**EXERCISE DESCRIPTION**
Below are records; work out how many of their lines contain "headline" and give only that number.

**MATERIAL SUPPLIED**
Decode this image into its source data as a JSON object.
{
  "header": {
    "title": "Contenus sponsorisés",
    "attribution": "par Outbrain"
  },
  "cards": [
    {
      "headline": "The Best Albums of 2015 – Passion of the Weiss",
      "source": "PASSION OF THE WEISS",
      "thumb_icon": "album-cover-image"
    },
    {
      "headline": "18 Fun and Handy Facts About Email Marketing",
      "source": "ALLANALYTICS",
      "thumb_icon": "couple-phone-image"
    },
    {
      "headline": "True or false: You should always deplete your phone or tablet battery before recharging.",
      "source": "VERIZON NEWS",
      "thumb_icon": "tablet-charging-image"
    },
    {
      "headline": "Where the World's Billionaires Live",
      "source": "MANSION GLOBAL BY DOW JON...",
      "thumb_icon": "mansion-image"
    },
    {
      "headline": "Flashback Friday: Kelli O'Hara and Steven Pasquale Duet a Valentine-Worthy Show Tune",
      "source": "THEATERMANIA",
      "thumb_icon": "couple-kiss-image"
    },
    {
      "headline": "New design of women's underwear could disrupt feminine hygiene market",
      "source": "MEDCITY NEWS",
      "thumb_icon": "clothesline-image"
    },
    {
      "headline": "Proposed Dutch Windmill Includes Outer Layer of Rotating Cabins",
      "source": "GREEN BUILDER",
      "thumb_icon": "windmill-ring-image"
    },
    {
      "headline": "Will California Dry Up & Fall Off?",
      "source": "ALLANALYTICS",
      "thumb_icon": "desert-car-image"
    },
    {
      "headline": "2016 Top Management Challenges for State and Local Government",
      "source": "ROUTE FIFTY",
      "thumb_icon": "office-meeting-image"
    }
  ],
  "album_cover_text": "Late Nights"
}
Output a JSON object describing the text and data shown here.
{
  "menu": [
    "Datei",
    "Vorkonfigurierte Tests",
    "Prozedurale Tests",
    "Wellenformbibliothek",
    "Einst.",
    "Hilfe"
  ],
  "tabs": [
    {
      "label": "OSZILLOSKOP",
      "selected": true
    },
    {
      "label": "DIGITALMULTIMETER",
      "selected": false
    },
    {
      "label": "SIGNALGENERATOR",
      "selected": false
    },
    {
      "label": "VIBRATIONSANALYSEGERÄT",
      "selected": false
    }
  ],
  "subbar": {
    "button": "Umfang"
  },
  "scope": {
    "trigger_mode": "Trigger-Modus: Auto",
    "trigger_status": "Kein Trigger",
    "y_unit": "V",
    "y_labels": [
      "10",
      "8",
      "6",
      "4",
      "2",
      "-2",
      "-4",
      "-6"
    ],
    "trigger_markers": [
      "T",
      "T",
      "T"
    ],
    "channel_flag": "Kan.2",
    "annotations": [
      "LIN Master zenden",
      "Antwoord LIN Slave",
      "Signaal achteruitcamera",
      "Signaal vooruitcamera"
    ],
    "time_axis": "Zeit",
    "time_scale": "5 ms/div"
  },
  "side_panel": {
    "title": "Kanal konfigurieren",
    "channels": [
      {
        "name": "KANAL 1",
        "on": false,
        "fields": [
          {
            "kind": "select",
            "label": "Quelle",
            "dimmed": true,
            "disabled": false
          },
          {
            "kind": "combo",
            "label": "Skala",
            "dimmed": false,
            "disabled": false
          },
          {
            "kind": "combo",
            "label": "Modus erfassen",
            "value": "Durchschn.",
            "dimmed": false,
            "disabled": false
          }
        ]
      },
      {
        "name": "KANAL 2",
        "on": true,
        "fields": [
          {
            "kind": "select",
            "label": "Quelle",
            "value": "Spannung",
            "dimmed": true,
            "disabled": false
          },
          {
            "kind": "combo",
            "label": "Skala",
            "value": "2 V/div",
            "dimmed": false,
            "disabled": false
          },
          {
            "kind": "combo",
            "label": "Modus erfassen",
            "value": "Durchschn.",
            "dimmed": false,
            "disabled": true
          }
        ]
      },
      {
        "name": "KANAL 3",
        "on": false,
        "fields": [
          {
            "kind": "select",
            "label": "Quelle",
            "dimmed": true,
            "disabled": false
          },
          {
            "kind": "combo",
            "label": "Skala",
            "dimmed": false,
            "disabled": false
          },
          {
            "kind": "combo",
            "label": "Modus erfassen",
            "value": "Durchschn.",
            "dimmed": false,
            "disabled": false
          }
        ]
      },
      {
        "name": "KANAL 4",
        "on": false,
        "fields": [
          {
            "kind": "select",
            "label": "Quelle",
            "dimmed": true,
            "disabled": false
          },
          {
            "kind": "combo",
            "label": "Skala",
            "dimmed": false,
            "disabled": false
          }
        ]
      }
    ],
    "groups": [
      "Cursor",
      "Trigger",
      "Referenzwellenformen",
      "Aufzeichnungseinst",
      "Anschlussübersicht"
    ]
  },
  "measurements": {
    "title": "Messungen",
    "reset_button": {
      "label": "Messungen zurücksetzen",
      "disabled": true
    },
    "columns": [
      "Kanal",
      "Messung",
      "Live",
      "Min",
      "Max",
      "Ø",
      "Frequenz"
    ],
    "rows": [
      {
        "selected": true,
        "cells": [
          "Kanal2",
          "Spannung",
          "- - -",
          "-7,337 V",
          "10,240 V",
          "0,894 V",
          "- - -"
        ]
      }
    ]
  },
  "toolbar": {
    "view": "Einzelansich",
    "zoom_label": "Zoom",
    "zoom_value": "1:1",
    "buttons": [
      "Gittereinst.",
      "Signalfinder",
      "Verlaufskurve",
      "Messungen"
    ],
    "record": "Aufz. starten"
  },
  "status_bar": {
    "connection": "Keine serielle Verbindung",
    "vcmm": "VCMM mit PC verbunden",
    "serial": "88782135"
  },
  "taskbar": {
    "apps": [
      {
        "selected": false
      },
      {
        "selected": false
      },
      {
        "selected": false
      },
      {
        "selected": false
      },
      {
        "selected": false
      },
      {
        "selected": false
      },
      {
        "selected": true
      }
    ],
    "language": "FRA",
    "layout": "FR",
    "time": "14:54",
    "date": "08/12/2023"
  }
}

**EXPECTED ANSWER**
9